The study, ‘Could do better…Must do better’, which was published last week, also found three quarters of local authorities are failing to use local demographic and needs data, or consult with partner agencies, when drawing up their policies and plans for services.


Only 13% of published policies indicated that the authority had a dedicated worker or team to support family and friends carers – often referred to as kinship carers – while a third of published policies made no reference to having a senior manager with responsibility for implementing them.


The charity called for a legal duty on authorities to publish family and friends care policies, and for them to establish and commission family and friends care support services.


Cathy Ashley, chief executive of the Family Rights Group, said local authorities are dragging their feet by not publishing a policy that was required by September 2011. ”Even where policies and services do exist, they often bear no resemblance to the specific and distinct needs of the local population,” she said.

Source: Community Care Online


Ofsted should get rid of ‘crude’ single inspection framework, say sector leaders

Ofsted should get rid of ‘crude’ single inspection framework, say sector leaders

Crudely graded, blunt current framework needs to be replaced by narrative ‘portfolio approach’ according to ADCS, LGA and Solace

Sector leaders have called for Ofsted to get rid of its single inspection framework, labelling it “flawed and not conducive to improvement”.

The position paper on the issue of Ofsted inspections, co-authored by the Local Government Association (LGA), Association of Directors for Children’s Services (ADCS) and Solace, called for an accountability framework that is “less reactive and more holistic than the current single inspection framework”.

It should be replaced by a “portfolio approach”, the organisations said, which would include an unannounced inspection of the contact, referral and assessment front door services.
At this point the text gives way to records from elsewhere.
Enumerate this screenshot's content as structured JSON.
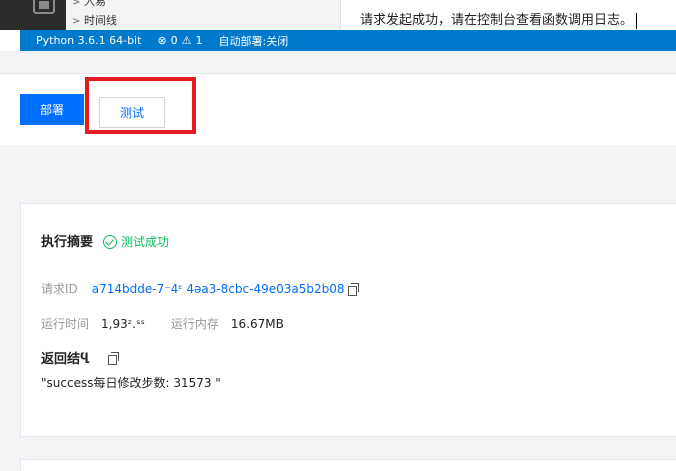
{
  "explorer": {
    "items": [
      {
        "label": "入易"
      },
      {
        "label": "时间线"
      }
    ]
  },
  "console": {
    "message": "请求发起成功，请在控制台查看函数调用日志。"
  },
  "statusbar": {
    "python": "Python 3.6.1 64-bit",
    "errors": "0",
    "warnings": "1",
    "autodeploy": "自动部署:关闭"
  },
  "actions": {
    "deploy_label": "部署",
    "test_label": "测试"
  },
  "result": {
    "summary_title": "执行摘要",
    "status": "测试成功",
    "request_id_label": "请求ID",
    "request_id": "a714bdde-7⁻4ᵋ 4ǝa3-8cbc-49e03a5b2b08",
    "runtime_label": "运行时间",
    "runtime": "1,93ᶻ.ˢˢ",
    "memory_label": "运行内存",
    "memory": "16.67MB",
    "return_title": "返回结Ⴁ",
    "return_value": "\"success每日修改步数: 31573  \""
  },
  "colors": {
    "primary": "#006eff",
    "statusbar": "#007acc",
    "success": "#0abf5b",
    "highlight": "#e31b23"
  },
  "icons": [
    "files-icon",
    "chevron-right-icon",
    "error-icon",
    "warning-icon",
    "check-circle-icon",
    "copy-icon"
  ]
}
This would be on a multi-agency basis, depending on local arrangements.

‘Crudely graded’

If the front door inspection identifies serious concerns or inadequacies then the local authority and its partners would be subject to a wider, multi-agency joint inspection with a narrative judgment replacing the “crudely graded, overall judgment” currently in use.

The paper criticised the current inspection regime, which has so far found 70% of councils to be less than good. “This cannot be right when national data show 20 of the 29 performance indicators in children’s services have improved since 2007,” the paper argued.

It also raised concerns about how the current ‘inadequate’ judgment is counterproductive to staff recruitment and retention.

Alan Wood, president of the ADCS, said the organisation believes that the current framework “does not get to the heart of how well services are working”. “A new regime is needed, one that takes into account the input of all safeguarding partners and contributes much more positively to achieving better outcomes for children and young people,” he said.

‘Blunt judgments’

David Simmonds, chair of the LGA’s Children and Young People Board, said there needs to be a “back to basics” review of Ofsted.

He said there remain questions over the quality of judgments from the watchdog, particularly after it was accused of providing “false reassurances” to Rotherham residents after failing to spot the sexual exploitation of 1,400 children during inspections prior to 2014.

President of Solace, Mark Rogers, argued that currently Ofsted inspects “around artificial boundaries using blunt judgments”.

The policy paper stated the new model of accountability should be based on councils being responsible for their own performance and improvement.

Councils should also be primarily accountable to local communities rather than government or inspectorates, and should have a collective responsibility for the sector’s performance as a whole, the paper recommended.

Source: community care online